George Clinton, Bruce Springsteen—obviously—Sarah Jessica Parker, Shaquille O’Neal, Queen Latifah, Ice-T, Kool & the Gang, the Isley Brothers, Sugar Hill Records, Bruce Willis, The Fugees, Naughty by Nature, Ray Liotta…
People don’t rep New Jersey.
That’s the problem. It gets washed into the New York metropolitan area thing, but I’m trying to change that. I’m not trying to act like New Jersey has a sound. New Jersey has contributed through that amazing vision and talent from the state that I think is very undermined.
Eight is kind of a short, random number of songs for a full album. Why’d you choose that?
I like the number eight and I knew I wanted to do something that wasn’t that long and I never wanted to break its cohesiveness. A lot of the Parliament albums and rock albums in the late 70s and mid 70s were seven or eight songs. Not that I was trying to embody that, but with everyone’s attention span now, I like the idea of having seven or eight songs. It’s either the extreme where it’s like the single or the EP or the album, and I wanted to do something where you respect it for what it is cohesively, but it’s not long.
How do you listen to music?
By feeling and color. The melody or the chords register in different colors. If it’s sad and minor chords it’s going to be dark purple and black and gray. If it’s major chords: oranges, light blues and greens. I instantly know—that’s just how I listen to it.

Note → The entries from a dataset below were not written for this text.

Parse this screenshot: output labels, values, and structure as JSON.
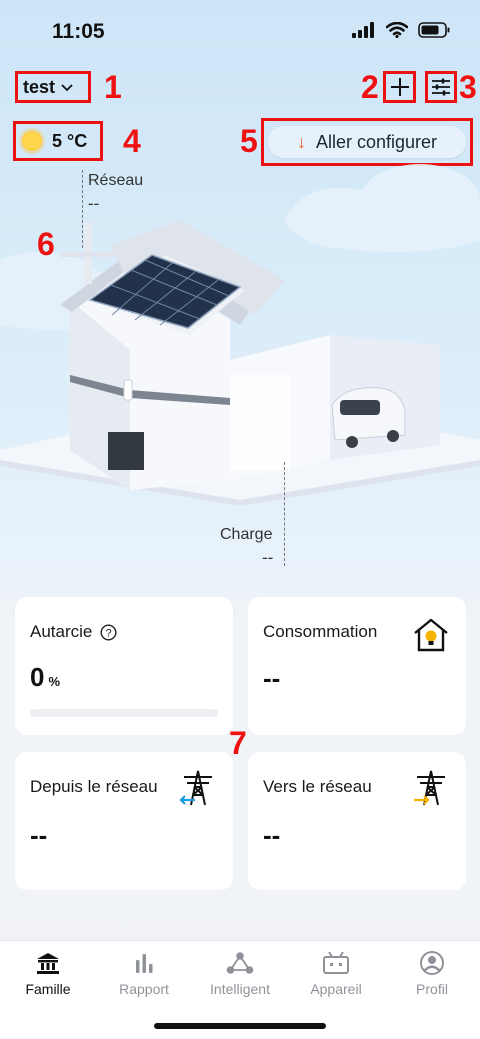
{
  "status": {
    "time": "11:05"
  },
  "header": {
    "site_name": "test",
    "weather": {
      "temperature": "5 °C",
      "icon": "sun-icon"
    },
    "config_button_label": "Aller configurer"
  },
  "annotations": [
    "1",
    "2",
    "3",
    "4",
    "5",
    "6",
    "7"
  ],
  "scene": {
    "grid_label": "Réseau",
    "grid_value": "--",
    "charge_label": "Charge",
    "charge_value": "--"
  },
  "cards": {
    "autarky": {
      "title": "Autarcie",
      "value": "0",
      "unit": "%",
      "progress": 0
    },
    "consumption": {
      "title": "Consommation",
      "value": "--",
      "icon": "house-bulb-icon"
    },
    "from_grid": {
      "title": "Depuis le réseau",
      "value": "--",
      "icon": "pylon-import-icon"
    },
    "to_grid": {
      "title": "Vers le réseau",
      "value": "--",
      "icon": "pylon-export-icon"
    }
  },
  "nav": {
    "items": [
      {
        "label": "Famille",
        "icon": "home-icon",
        "active": true
      },
      {
        "label": "Rapport",
        "icon": "bar-chart-icon",
        "active": false
      },
      {
        "label": "Intelligent",
        "icon": "network-icon",
        "active": false
      },
      {
        "label": "Appareil",
        "icon": "device-icon",
        "active": false
      },
      {
        "label": "Profil",
        "icon": "profile-icon",
        "active": false
      }
    ]
  },
  "colors": {
    "accent_red": "#e11111",
    "arrow_orange": "#f15a2b",
    "import_blue": "#1aa0e0",
    "export_yellow": "#f5b400"
  }
}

Do you have Synesthesia?
I don’t know. Maybe. I don’t want to be that guy that’s like, Yeah, I got Synesthesia! I’ve always heard music in terms of color. Days of the week is the same thing. Every day is a color. That’s how I memorized the days of the week, but I just thought that was normal. I’m not going to rep synesthesia just because.
What are the days?
Monday is light blue, Tuesday is white, Wednesday is orange, Thursday is black, Friday is maroon, Saturday is yellow, and Sunday is baby blue.
But you’ve never been diagnosed?
I do have a sensory disorder that I was diagnosed with in high school.
What is it?
All it means is that I have a really bad sense of direction and I can’t really do puzzles. I was super advanced at math at a young age, and that’s why I think when I was very young I was very advanced in music theory and playing scales. I was in piano classes and recitals with my sisters who are three and five years older than me when I was eight. So I think I topped out of the mathematical side of my brain and it fucked up my other side, and that’s what I am now.
Memorybilia's official release date is August 19th. The album will be available for free download and will also be sold on iTunes beginning on September 3rd.
Follow Lauren on Twitter.